Your instructions: Wherever the string "data" appears in the records, return the line that holds it.

Supplied records:

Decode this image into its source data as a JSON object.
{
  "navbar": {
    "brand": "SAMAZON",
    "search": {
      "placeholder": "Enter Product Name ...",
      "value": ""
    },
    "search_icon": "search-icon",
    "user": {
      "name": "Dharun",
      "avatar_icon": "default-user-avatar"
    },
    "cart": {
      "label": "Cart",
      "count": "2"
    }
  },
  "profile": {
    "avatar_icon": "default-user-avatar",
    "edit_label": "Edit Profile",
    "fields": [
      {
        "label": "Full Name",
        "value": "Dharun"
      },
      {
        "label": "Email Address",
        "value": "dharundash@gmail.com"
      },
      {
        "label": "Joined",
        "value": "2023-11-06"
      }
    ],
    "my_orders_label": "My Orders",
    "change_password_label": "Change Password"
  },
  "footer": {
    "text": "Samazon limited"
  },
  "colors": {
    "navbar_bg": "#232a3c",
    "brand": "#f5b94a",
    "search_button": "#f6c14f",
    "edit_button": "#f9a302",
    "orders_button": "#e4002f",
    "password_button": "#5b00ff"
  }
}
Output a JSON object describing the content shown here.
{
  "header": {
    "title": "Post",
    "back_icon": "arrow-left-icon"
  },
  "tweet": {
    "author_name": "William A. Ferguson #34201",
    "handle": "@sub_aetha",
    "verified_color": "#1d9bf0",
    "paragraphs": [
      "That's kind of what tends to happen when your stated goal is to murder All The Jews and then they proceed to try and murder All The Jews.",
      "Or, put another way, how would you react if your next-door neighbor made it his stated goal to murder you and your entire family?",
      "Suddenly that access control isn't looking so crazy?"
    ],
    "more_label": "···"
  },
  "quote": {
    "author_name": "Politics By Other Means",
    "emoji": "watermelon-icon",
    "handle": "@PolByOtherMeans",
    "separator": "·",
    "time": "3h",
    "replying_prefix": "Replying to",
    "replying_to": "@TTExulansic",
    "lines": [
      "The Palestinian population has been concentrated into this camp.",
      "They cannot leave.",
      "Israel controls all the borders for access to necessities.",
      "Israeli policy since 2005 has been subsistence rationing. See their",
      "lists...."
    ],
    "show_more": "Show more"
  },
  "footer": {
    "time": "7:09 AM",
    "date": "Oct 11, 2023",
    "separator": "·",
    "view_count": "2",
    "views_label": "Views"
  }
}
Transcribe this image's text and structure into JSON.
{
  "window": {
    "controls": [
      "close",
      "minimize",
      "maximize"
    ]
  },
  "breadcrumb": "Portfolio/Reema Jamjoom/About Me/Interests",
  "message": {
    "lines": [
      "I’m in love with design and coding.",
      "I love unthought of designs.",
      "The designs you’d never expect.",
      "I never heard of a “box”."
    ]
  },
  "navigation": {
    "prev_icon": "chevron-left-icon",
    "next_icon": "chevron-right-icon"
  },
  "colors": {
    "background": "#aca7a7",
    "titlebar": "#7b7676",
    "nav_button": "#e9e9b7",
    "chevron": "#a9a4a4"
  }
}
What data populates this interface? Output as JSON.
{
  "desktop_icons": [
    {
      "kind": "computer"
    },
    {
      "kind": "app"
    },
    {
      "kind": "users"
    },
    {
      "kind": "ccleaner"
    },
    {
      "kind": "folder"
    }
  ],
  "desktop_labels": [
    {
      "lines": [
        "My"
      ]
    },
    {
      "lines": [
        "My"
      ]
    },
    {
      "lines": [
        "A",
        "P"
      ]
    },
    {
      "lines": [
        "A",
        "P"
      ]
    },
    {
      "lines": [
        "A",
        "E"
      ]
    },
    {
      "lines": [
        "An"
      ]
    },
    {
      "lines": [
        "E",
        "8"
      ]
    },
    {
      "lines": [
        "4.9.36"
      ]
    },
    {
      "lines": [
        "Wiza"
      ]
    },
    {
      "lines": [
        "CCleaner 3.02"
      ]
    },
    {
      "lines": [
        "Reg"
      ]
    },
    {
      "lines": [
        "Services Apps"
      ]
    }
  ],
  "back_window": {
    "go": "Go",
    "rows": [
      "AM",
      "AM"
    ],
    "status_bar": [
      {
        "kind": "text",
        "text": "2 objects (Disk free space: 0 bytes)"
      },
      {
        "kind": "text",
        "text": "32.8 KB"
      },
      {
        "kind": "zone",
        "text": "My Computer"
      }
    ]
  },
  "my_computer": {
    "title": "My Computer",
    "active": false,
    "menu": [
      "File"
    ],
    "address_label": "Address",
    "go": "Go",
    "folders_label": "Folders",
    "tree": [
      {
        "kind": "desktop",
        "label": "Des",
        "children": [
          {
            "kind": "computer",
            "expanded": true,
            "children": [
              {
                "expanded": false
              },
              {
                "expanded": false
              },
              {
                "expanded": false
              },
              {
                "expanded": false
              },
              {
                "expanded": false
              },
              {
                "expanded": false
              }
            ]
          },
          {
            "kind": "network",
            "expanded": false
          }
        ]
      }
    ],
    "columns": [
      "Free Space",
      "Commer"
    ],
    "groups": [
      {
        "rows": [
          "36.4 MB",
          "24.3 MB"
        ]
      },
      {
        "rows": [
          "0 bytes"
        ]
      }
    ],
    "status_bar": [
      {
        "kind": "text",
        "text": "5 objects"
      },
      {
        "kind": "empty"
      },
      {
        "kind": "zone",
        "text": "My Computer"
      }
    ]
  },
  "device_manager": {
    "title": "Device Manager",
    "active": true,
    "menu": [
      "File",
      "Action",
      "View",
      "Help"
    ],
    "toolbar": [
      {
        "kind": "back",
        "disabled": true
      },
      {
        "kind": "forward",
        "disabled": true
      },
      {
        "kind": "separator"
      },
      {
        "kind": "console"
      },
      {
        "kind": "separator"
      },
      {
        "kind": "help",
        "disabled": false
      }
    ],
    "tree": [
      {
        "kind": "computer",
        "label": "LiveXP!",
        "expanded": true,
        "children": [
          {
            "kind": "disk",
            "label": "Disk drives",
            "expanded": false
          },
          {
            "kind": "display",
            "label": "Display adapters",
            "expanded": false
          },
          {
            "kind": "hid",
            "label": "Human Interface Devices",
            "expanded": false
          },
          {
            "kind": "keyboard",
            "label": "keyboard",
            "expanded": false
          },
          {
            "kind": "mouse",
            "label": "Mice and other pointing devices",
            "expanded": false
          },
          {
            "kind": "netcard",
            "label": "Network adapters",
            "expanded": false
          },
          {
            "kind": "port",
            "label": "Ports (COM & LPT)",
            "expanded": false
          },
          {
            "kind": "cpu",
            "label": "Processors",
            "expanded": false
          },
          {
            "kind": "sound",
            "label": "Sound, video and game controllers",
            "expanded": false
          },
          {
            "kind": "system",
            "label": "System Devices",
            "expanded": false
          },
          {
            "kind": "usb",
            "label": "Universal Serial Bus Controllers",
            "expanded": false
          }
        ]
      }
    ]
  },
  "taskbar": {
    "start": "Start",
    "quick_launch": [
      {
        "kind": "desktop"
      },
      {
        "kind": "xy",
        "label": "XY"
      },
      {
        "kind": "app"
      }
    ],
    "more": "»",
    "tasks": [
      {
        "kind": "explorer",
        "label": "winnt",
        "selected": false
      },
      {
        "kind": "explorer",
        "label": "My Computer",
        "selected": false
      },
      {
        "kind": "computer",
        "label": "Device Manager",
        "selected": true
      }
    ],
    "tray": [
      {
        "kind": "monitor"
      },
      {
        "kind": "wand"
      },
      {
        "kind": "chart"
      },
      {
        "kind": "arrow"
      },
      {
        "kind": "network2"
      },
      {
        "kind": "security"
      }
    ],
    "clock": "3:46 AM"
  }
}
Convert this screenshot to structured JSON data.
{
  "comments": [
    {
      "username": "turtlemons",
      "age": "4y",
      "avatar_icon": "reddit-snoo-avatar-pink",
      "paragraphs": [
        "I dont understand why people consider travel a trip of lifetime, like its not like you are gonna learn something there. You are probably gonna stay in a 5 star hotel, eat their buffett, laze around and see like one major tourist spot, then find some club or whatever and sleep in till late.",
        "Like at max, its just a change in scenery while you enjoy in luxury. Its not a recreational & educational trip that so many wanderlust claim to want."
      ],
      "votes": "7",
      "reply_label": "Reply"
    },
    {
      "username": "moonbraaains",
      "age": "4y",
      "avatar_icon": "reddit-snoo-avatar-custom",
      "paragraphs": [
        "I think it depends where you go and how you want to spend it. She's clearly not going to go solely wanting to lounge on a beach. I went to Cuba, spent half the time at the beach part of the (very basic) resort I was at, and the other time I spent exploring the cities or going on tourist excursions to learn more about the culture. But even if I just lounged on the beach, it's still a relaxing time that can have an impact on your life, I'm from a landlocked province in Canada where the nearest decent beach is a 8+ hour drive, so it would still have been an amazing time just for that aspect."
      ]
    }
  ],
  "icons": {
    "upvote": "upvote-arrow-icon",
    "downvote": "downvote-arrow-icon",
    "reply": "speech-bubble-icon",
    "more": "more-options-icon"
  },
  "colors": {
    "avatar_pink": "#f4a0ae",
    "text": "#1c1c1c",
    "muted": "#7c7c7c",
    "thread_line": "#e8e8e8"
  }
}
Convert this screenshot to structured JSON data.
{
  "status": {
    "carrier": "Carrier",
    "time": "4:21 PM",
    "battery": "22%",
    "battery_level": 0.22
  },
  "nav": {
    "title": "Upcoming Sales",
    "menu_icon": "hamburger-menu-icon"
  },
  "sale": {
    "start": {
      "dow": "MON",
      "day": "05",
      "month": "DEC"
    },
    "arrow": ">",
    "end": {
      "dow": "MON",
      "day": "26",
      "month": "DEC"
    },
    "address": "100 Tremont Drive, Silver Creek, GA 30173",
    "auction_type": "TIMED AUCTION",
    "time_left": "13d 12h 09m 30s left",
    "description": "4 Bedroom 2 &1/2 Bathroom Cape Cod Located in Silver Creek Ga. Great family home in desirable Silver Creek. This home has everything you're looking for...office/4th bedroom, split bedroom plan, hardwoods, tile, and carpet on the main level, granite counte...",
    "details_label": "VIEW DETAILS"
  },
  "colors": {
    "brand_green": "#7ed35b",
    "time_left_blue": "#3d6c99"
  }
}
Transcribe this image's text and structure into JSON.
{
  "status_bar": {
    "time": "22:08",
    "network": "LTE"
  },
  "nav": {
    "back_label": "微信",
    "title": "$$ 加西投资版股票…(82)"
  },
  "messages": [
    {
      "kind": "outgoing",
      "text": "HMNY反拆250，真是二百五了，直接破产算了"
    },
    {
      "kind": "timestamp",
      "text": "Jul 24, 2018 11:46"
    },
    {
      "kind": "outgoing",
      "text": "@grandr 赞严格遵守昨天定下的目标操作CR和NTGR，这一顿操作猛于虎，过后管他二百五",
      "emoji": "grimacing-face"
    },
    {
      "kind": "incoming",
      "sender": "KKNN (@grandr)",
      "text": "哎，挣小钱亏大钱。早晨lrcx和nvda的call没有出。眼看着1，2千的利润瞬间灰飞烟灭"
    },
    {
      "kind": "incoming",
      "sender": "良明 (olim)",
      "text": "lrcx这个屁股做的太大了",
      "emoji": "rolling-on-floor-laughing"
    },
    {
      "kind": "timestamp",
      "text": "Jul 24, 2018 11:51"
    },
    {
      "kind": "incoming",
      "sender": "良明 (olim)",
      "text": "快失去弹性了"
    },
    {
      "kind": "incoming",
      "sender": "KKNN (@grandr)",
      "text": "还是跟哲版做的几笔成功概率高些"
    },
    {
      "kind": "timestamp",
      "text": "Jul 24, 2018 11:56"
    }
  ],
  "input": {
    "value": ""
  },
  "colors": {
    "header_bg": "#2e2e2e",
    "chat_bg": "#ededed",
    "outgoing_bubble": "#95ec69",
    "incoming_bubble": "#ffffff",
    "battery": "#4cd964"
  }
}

Exercise response:
Decode this image into its source data as a JSON object.
What data populates this interface? Output as JSON.
Convert this screenshot to structured JSON data.
Convert this screenshot to structured JSON data.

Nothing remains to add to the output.